The incident was recorded and found its way on social media and, as is to be expected, there were many comments, some supportive and some condemnatory. The supportive comments expressed in various ways disapproval of the police activity of stopping vehicles on the road for no apparent reason, then requesting driving licences. A police stop is often accompanied by the inevitable request for a “raise.” Despite the decades of criticism of this type of police activity, nothing has ever been done by the authorities to restrain it.
There are associated and supplemental forms of shakedown. Towards the end of the last administration, policemen who were heavily armed with assault type weapons had begun to roam the streets in open vehicles, stopping vehicles, harassing citizens and demanding money. That activity appears to have ceased. Hiding out after stop signs has declined. At one time drivers, particularly women, were stopped after they had crossed on the green at traffic lights and accused of crossing on the red. They paid up in panic there and then or after the policeman entered the vehicle and told them to drive to the police station.
A demand to go to the police station is frightening. It involves hours of sitting on a bench. When eventually you are dealt with, a hefty dose of bail is imposed. If you do not have such a sum you have to find means to communicate with a family member to secure bail. This is a nightmare for the citizen, but it happens all the time. The police may then invite the person to attend a particular court the following day. The person would attend the court and waste the entire day for his or her name to be called by the magistrate. It would eventually turn out that no case had been filed or would be filed. If there is a charge, it takes months to conclude and the magistrate usually believes the evidence of the policeman. The victim often opts to plead guilty and pay a fine to save time.
On several occasions in the past the police authorities have announced that policemen have no right to request a vehicle owner to go to the police station for a minor offence. This, of course, has never been observed by traffic policemen who continue to hold on to drivers’ licences and demand that drivers go to police stations. I have been the victim of most of these forms of harassment and so have family members and friends who have called me for assistance and advice. So have most of the thousands of drivers on the road. A traffic policeman’s position is seen as a lucrative one.
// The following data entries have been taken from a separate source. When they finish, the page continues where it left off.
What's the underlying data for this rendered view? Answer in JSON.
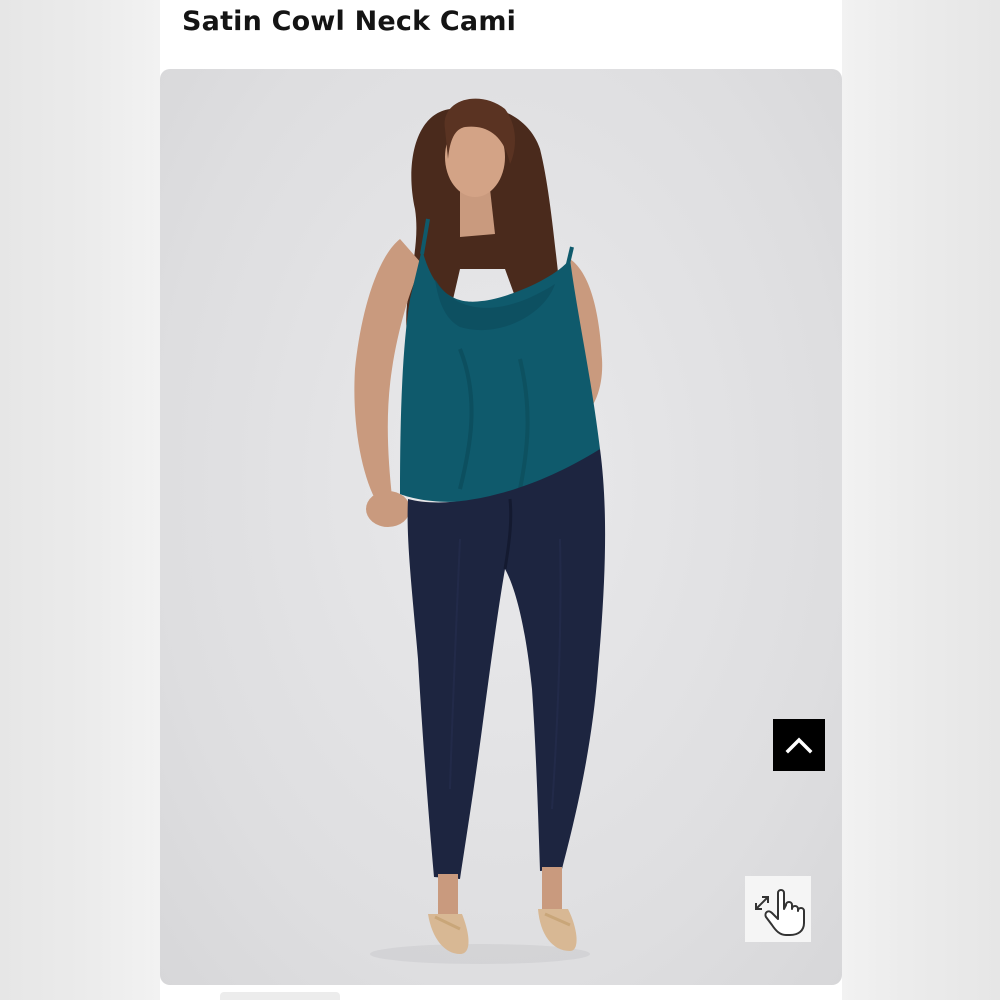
{
  "product": {
    "title": "Satin Cowl Neck Cami"
  },
  "product_image": {
    "alt": "",
    "top_color": "#0f5a6c",
    "jeans_color": "#1d2540",
    "background_color": "#e2e2e4"
  },
  "controls": {
    "scroll_top_icon": "chevron-up-icon",
    "zoom_icon": "hand-pointer-expand-icon"
  }
}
Mr. Crawford probably has a legal practice in traffic cases and would have had many complaints about the activities and behaviour of traffic police and been the victim of many on his frequent trips to Georgetown. He exploded this time. Like in the Serena Williams case, Mr. Crawford’s reaction was understandable but not excusable.
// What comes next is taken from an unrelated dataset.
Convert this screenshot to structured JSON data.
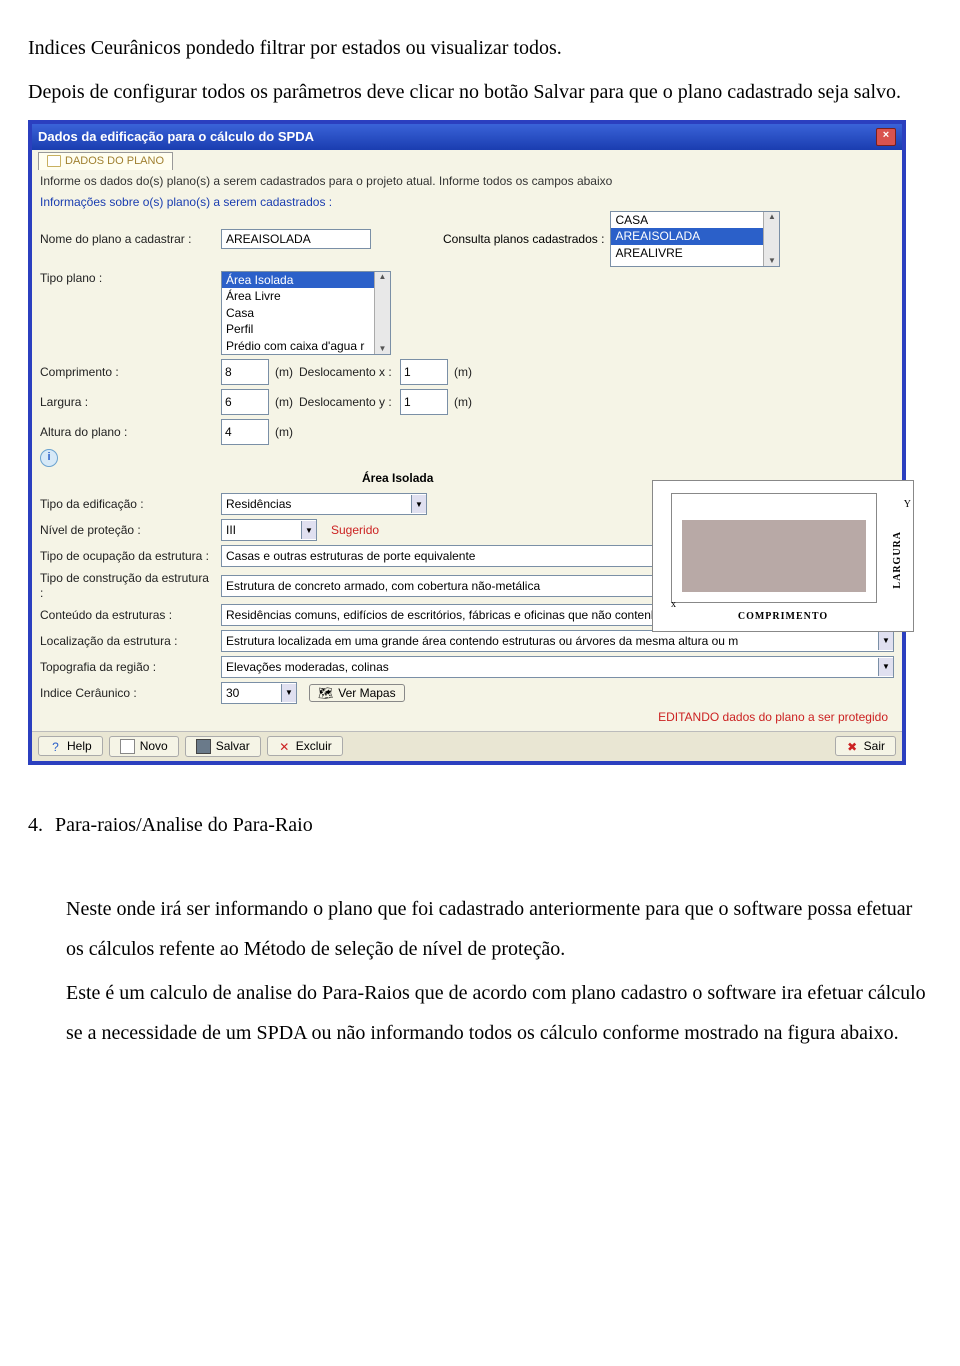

Even though I have had my share of police stops, I try to maintain calm and when necessary bluff my way through. Some time ago during the early morning hours, I was driving my car to the High Court in New Amsterdam with Mr. Edward Luckhoo in the passenger seat. We were representing defendants in a civil case. I saw a policeman on the road on approaching Cove and John police station. I immediately realized that I had forgotten my driver’s licence at home. I stopped at the policeman’s signal but did not give him a chance. I rolled down my window, stuck my hand out, grabbed his firmly, introduced myself, adding “senior counsel,” then introduced “Mr. Edward Luckhoo, Senior Counsel.” He could see the court papers, jackets and robes on the back seat of the car. I explained in the same friendly and ebullient manner that we were on our way to the New Amsterdam High Court on the hearing of a large civil claim and we were running a bit late. The policeman said: “Proceed, sir, and drive safely.”
This column is reproduced, with permission, from Ralph Ramkarran’s blog, www.conversationtree.gy